───── Data under study

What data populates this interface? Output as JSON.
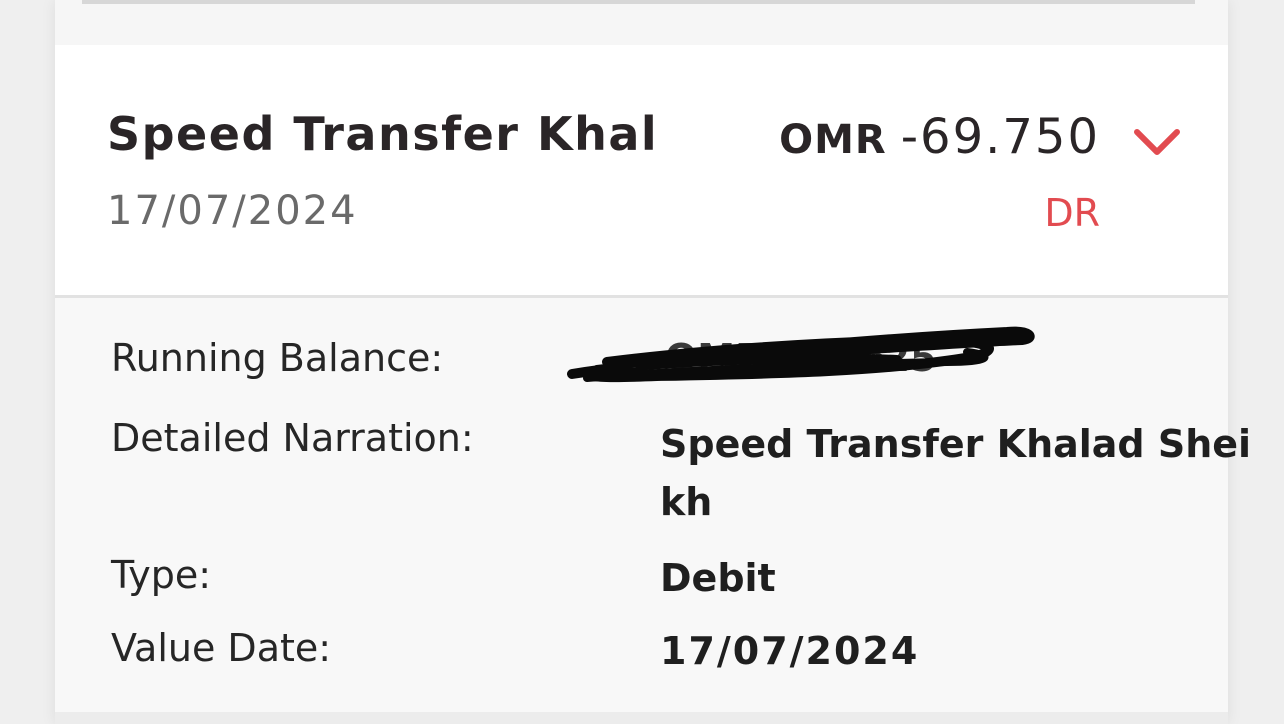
{
  "transaction": {
    "title": "Speed Transfer Khal",
    "date": "17/07/2024",
    "currency": "OMR",
    "amount": "-69.750",
    "drcr": "DR",
    "drcr_color": "#e24b50",
    "expand_icon": "chevron-down-icon"
  },
  "details": {
    "running_balance_label": "Running Balance:",
    "running_balance_value": "OMR 7****25",
    "narration_label": "Detailed Narration:",
    "narration_line1": "Speed Transfer Khalad Shei",
    "narration_line2": "kh",
    "type_label": "Type:",
    "type_value": "Debit",
    "value_date_label": "Value Date:",
    "value_date_value": "17/07/2024"
  }
}
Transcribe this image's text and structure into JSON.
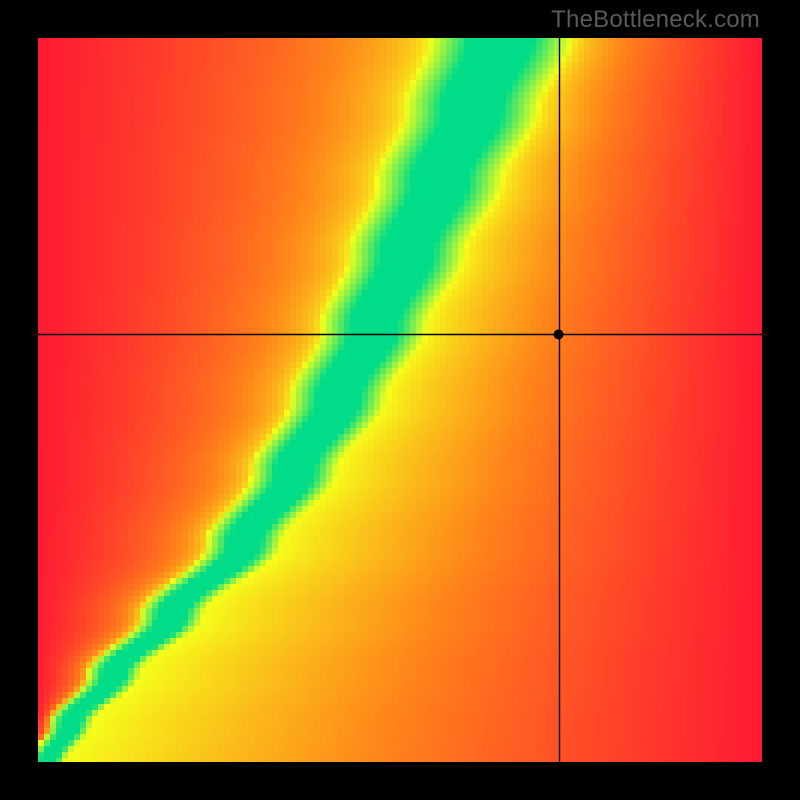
{
  "watermark": "TheBottleneck.com",
  "chart_data": {
    "type": "heatmap",
    "title": "",
    "xlabel": "",
    "ylabel": "",
    "xlim": [
      0,
      100
    ],
    "ylim": [
      0,
      100
    ],
    "crosshair": {
      "x": 72,
      "y": 59
    },
    "marker": {
      "x": 72,
      "y": 59
    },
    "ridge_curve_description": "Green optimum ridge: starts near (2,2) at lower-left, bows slightly right to roughly (42,48), then curves upward through about (55,75) and exits top edge near x≈64. Values on the ridge ≈ 0 (best match).",
    "field_description": "Signed mismatch field over a 100×100 grid. Ridge = 0 (green). Left/above ridge trends to strongly positive (red, GPU-bound). Right/below ridge trends to strongly negative (red, CPU-bound). Near-ridge band is yellow.",
    "color_scale": {
      "neg_extreme": "#ff1a33",
      "neg_mid": "#ff7a1a",
      "near_zero_warm": "#ffd21a",
      "near_zero": "#f6ff1a",
      "optimum": "#00e08a",
      "pos_mid": "#ff7a1a",
      "pos_extreme": "#ff1a33"
    },
    "grid": "off",
    "legend": "none"
  }
}
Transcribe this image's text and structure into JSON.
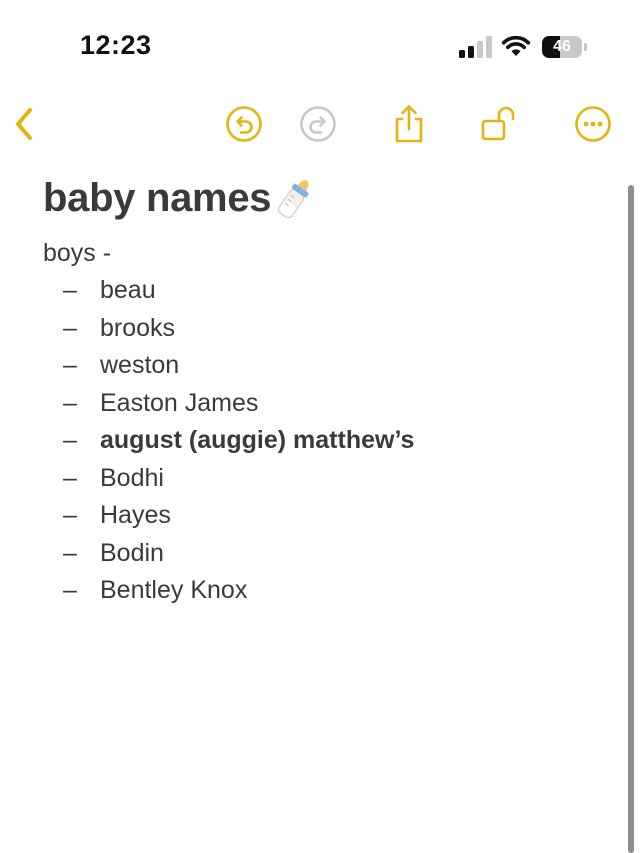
{
  "status_bar": {
    "time": "12:23",
    "battery_percent": 46,
    "battery_label": "46",
    "signal_bars_active": 2,
    "signal_bars_total": 4
  },
  "toolbar": {
    "accent_color": "#E3B40C",
    "disabled_color": "#C7C7CC",
    "icons": [
      "back-chevron-icon",
      "undo-icon",
      "redo-icon",
      "share-icon",
      "unlock-icon",
      "more-icon"
    ]
  },
  "note": {
    "title": "baby names",
    "title_emoji": "baby-bottle-icon",
    "section_label": "boys -",
    "items": [
      {
        "dash": "–",
        "text": "beau",
        "bold": false
      },
      {
        "dash": "–",
        "text": "brooks",
        "bold": false
      },
      {
        "dash": "–",
        "text": "weston",
        "bold": false
      },
      {
        "dash": "–",
        "text": "Easton James",
        "bold": false
      },
      {
        "dash": "–",
        "text": "august (auggie) matthew’s",
        "bold": true
      },
      {
        "dash": "–",
        "text": "Bodhi",
        "bold": false
      },
      {
        "dash": "–",
        "text": "Hayes",
        "bold": false
      },
      {
        "dash": "–",
        "text": "Bodin",
        "bold": false
      },
      {
        "dash": "–",
        "text": "Bentley Knox",
        "bold": false
      }
    ]
  }
}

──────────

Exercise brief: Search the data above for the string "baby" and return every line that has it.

Task output:
    "title": "baby names",
    "title_emoji": "baby-bottle-icon",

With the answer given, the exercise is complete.